Below is a block of records; please copy all of them exactly.

*** Opening Data for this task ***

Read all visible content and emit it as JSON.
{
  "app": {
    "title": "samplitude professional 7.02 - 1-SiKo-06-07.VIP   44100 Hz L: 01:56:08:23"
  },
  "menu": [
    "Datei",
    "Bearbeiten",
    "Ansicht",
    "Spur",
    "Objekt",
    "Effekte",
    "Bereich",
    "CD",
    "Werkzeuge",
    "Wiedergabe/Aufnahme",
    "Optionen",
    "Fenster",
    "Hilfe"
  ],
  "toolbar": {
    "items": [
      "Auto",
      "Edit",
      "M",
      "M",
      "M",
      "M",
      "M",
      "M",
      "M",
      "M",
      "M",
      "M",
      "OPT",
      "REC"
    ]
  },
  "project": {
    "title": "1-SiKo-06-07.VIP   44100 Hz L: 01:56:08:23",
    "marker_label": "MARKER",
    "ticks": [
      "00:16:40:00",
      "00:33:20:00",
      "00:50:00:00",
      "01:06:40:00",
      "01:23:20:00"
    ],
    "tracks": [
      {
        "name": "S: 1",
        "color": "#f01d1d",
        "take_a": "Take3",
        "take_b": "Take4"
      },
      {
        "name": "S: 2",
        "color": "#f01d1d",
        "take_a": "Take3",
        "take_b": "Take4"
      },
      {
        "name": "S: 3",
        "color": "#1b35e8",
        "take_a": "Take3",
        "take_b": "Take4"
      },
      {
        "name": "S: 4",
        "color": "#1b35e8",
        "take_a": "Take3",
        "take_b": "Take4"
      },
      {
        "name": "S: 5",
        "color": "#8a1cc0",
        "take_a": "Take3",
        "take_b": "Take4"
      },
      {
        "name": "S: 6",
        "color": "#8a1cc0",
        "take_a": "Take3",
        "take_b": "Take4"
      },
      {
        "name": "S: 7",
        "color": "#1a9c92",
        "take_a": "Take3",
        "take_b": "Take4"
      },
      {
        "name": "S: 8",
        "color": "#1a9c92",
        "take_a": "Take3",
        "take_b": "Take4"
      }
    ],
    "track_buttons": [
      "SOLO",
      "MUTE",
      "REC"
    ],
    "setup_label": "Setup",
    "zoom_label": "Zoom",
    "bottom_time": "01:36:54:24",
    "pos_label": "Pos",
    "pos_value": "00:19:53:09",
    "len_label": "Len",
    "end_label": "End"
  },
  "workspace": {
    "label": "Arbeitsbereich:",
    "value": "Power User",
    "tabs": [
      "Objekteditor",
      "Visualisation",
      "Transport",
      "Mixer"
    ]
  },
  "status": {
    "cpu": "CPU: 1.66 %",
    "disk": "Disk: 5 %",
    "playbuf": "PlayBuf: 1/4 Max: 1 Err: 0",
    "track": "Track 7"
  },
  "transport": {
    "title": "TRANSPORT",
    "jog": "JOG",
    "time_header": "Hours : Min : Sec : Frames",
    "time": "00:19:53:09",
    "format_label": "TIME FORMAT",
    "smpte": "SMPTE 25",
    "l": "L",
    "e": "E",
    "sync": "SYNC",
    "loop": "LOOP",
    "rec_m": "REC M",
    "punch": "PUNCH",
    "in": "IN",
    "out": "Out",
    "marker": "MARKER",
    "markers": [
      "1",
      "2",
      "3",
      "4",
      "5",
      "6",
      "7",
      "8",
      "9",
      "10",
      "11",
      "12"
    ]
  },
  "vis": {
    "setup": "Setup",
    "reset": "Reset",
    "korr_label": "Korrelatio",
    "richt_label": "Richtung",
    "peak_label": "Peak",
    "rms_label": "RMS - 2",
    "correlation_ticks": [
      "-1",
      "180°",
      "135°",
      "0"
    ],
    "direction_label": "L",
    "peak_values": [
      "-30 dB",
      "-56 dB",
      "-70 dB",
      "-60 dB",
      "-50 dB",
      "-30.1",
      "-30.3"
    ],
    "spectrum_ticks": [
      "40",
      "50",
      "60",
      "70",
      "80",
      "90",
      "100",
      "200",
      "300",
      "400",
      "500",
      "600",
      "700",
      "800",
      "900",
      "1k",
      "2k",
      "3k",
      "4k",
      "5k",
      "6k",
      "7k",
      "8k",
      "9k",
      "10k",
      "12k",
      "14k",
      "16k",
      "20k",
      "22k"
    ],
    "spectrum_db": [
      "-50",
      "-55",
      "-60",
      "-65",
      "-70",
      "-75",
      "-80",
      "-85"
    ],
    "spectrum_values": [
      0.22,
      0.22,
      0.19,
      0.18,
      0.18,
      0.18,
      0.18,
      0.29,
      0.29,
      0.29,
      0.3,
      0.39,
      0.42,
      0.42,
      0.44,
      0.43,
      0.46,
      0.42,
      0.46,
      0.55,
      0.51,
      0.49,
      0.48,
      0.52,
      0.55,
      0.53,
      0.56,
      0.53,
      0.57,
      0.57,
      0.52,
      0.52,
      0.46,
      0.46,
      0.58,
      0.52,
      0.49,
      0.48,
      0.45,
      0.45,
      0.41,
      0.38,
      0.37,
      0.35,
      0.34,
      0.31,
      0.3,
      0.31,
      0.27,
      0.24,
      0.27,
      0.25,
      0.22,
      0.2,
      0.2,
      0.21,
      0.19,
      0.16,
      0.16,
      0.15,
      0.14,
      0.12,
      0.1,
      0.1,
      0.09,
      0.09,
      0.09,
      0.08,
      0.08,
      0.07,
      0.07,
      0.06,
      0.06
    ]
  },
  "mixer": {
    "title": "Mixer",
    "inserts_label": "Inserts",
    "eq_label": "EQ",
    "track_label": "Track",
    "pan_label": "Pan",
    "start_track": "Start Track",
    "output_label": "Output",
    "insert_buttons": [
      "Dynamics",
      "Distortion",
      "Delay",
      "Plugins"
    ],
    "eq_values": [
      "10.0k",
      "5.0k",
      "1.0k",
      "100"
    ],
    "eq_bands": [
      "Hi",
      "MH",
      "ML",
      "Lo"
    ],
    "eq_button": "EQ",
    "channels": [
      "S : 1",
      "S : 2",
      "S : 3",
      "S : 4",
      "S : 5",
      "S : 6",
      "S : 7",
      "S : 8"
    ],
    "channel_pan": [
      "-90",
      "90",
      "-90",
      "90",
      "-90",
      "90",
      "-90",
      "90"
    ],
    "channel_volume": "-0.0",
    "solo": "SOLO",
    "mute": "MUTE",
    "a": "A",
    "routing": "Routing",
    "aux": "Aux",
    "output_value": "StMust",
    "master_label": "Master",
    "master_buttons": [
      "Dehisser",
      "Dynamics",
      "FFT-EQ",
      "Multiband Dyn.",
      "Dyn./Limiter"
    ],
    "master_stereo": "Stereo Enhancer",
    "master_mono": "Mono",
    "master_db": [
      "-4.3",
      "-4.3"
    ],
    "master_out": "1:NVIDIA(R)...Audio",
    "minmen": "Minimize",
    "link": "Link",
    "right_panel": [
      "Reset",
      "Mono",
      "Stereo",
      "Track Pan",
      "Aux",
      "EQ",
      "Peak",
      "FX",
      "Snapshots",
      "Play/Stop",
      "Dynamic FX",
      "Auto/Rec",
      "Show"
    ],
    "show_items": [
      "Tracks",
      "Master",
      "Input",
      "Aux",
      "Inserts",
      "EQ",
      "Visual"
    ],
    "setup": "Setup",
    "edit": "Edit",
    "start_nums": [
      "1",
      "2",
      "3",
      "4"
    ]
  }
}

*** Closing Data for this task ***

Answer for the task:
Read all visible content and emit it as JSON.
{
  "app": {
    "title": "samplitude professional 7.02 - 1-SiKo-06-07.VIP   44100 Hz L: 01:56:08:23"
  },
  "menu": [
    "Datei",
    "Bearbeiten",
    "Ansicht",
    "Spur",
    "Objekt",
    "Effekte",
    "Bereich",
    "CD",
    "Werkzeuge",
    "Wiedergabe/Aufnahme",
    "Optionen",
    "Fenster",
    "Hilfe"
  ],
  "toolbar": {
    "items": [
      "Auto",
      "Edit",
      "M",
      "M",
      "M",
      "M",
      "M",
      "M",
      "M",
      "M",
      "M",
      "M",
      "OPT",
      "REC"
    ]
  },
  "project": {
    "title": "1-SiKo-06-07.VIP   44100 Hz L: 01:56:08:23",
    "marker_label": "MARKER",
    "ticks": [
      "00:16:40:00",
      "00:33:20:00",
      "00:50:00:00",
      "01:06:40:00",
      "01:23:20:00"
    ],
    "tracks": [
      {
        "name": "S: 1",
        "color": "#f01d1d",
        "take_a": "Take3",
        "take_b": "Take4"
      },
      {
        "name": "S: 2",
        "color": "#f01d1d",
        "take_a": "Take3",
        "take_b": "Take4"
      },
      {
        "name": "S: 3",
        "color": "#1b35e8",
        "take_a": "Take3",
        "take_b": "Take4"
      },
      {
        "name": "S: 4",
        "color": "#1b35e8",
        "take_a": "Take3",
        "take_b": "Take4"
      },
      {
        "name": "S: 5",
        "color": "#8a1cc0",
        "take_a": "Take3",
        "take_b": "Take4"
      },
      {
        "name": "S: 6",
        "color": "#8a1cc0",
        "take_a": "Take3",
        "take_b": "Take4"
      },
      {
        "name": "S: 7",
        "color": "#1a9c92",
        "take_a": "Take3",
        "take_b": "Take4"
      },
      {
        "name": "S: 8",
        "color": "#1a9c92",
        "take_a": "Take3",
        "take_b": "Take4"
      }
    ],
    "track_buttons": [
      "SOLO",
      "MUTE",
      "REC"
    ],
    "setup_label": "Setup",
    "zoom_label": "Zoom",
    "bottom_time": "01:36:54:24",
    "pos_label": "Pos",
    "pos_value": "00:19:53:09",
    "len_label": "Len",
    "end_label": "End"
  },
  "workspace": {
    "label": "Arbeitsbereich:",
    "value": "Power User",
    "tabs": [
      "Objekteditor",
      "Visualisation",
      "Transport",
      "Mixer"
    ]
  },
  "status": {
    "cpu": "CPU: 1.66 %",
    "disk": "Disk: 5 %",
    "playbuf": "PlayBuf: 1/4 Max: 1 Err: 0",
    "track": "Track 7"
  },
  "transport": {
    "title": "TRANSPORT",
    "jog": "JOG",
    "time_header": "Hours : Min : Sec : Frames",
    "time": "00:19:53:09",
    "format_label": "TIME FORMAT",
    "smpte": "SMPTE 25",
    "l": "L",
    "e": "E",
    "sync": "SYNC",
    "loop": "LOOP",
    "rec_m": "REC M",
    "punch": "PUNCH",
    "in": "IN",
    "out": "Out",
    "marker": "MARKER",
    "markers": [
      "1",
      "2",
      "3",
      "4",
      "5",
      "6",
      "7",
      "8",
      "9",
      "10",
      "11",
      "12"
    ]
  },
  "vis": {
    "setup": "Setup",
    "reset": "Reset",
    "korr_label": "Korrelatio",
    "richt_label": "Richtung",
    "peak_label": "Peak",
    "rms_label": "RMS - 2",
    "correlation_ticks": [
      "-1",
      "180°",
      "135°",
      "0"
    ],
    "direction_label": "L",
    "peak_values": [
      "-30 dB",
      "-56 dB",
      "-70 dB",
      "-60 dB",
      "-50 dB",
      "-30.1",
      "-30.3"
    ],
    "spectrum_ticks": [
      "40",
      "50",
      "60",
      "70",
      "80",
      "90",
      "100",
      "200",
      "300",
      "400",
      "500",
      "600",
      "700",
      "800",
      "900",
      "1k",
      "2k",
      "3k",
      "4k",
      "5k",
      "6k",
      "7k",
      "8k",
      "9k",
      "10k",
      "12k",
      "14k",
      "16k",
      "20k",
      "22k"
    ],
    "spectrum_db": [
      "-50",
      "-55",
      "-60",
      "-65",
      "-70",
      "-75",
      "-80",
      "-85"
    ],
    "spectrum_values": [
      0.22,
      0.22,
      0.19,
      0.18,
      0.18,
      0.18,
      0.18,
      0.29,
      0.29,
      0.29,
      0.3,
      0.39,
      0.42,
      0.42,
      0.44,
      0.43,
      0.46,
      0.42,
      0.46,
      0.55,
      0.51,
      0.49,
      0.48,
      0.52,
      0.55,
      0.53,
      0.56,
      0.53,
      0.57,
      0.57,
      0.52,
      0.52,
      0.46,
      0.46,
      0.58,
      0.52,
      0.49,
      0.48,
      0.45,
      0.45,
      0.41,
      0.38,
      0.37,
      0.35,
      0.34,
      0.31,
      0.3,
      0.31,
      0.27,
      0.24,
      0.27,
      0.25,
      0.22,
      0.2,
      0.2,
      0.21,
      0.19,
      0.16,
      0.16,
      0.15,
      0.14,
      0.12,
      0.1,
      0.1,
      0.09,
      0.09,
      0.09,
      0.08,
      0.08,
      0.07,
      0.07,
      0.06,
      0.06
    ]
  },
  "mixer": {
    "title": "Mixer",
    "inserts_label": "Inserts",
    "eq_label": "EQ",
    "track_label": "Track",
    "pan_label": "Pan",
    "start_track": "Start Track",
    "output_label": "Output",
    "insert_buttons": [
      "Dynamics",
      "Distortion",
      "Delay",
      "Plugins"
    ],
    "eq_values": [
      "10.0k",
      "5.0k",
      "1.0k",
      "100"
    ],
    "eq_bands": [
      "Hi",
      "MH",
      "ML",
      "Lo"
    ],
    "eq_button": "EQ",
    "channels": [
      "S : 1",
      "S : 2",
      "S : 3",
      "S : 4",
      "S : 5",
      "S : 6",
      "S : 7",
      "S : 8"
    ],
    "channel_pan": [
      "-90",
      "90",
      "-90",
      "90",
      "-90",
      "90",
      "-90",
      "90"
    ],
    "channel_volume": "-0.0",
    "solo": "SOLO",
    "mute": "MUTE",
    "a": "A",
    "routing": "Routing",
    "aux": "Aux",
    "output_value": "StMust",
    "master_label": "Master",
    "master_buttons": [
      "Dehisser",
      "Dynamics",
      "FFT-EQ",
      "Multiband Dyn.",
      "Dyn./Limiter"
    ],
    "master_stereo": "Stereo Enhancer",
    "master_mono": "Mono",
    "master_db": [
      "-4.3",
      "-4.3"
    ],
    "master_out": "1:NVIDIA(R)...Audio",
    "minmen": "Minimize",
    "link": "Link",
    "right_panel": [
      "Reset",
      "Mono",
      "Stereo",
      "Track Pan",
      "Aux",
      "EQ",
      "Peak",
      "FX",
      "Snapshots",
      "Play/Stop",
      "Dynamic FX",
      "Auto/Rec",
      "Show"
    ],
    "show_items": [
      "Tracks",
      "Master",
      "Input",
      "Aux",
      "Inserts",
      "EQ",
      "Visual"
    ],
    "setup": "Setup",
    "edit": "Edit",
    "start_nums": [
      "1",
      "2",
      "3",
      "4"
    ]
  }
}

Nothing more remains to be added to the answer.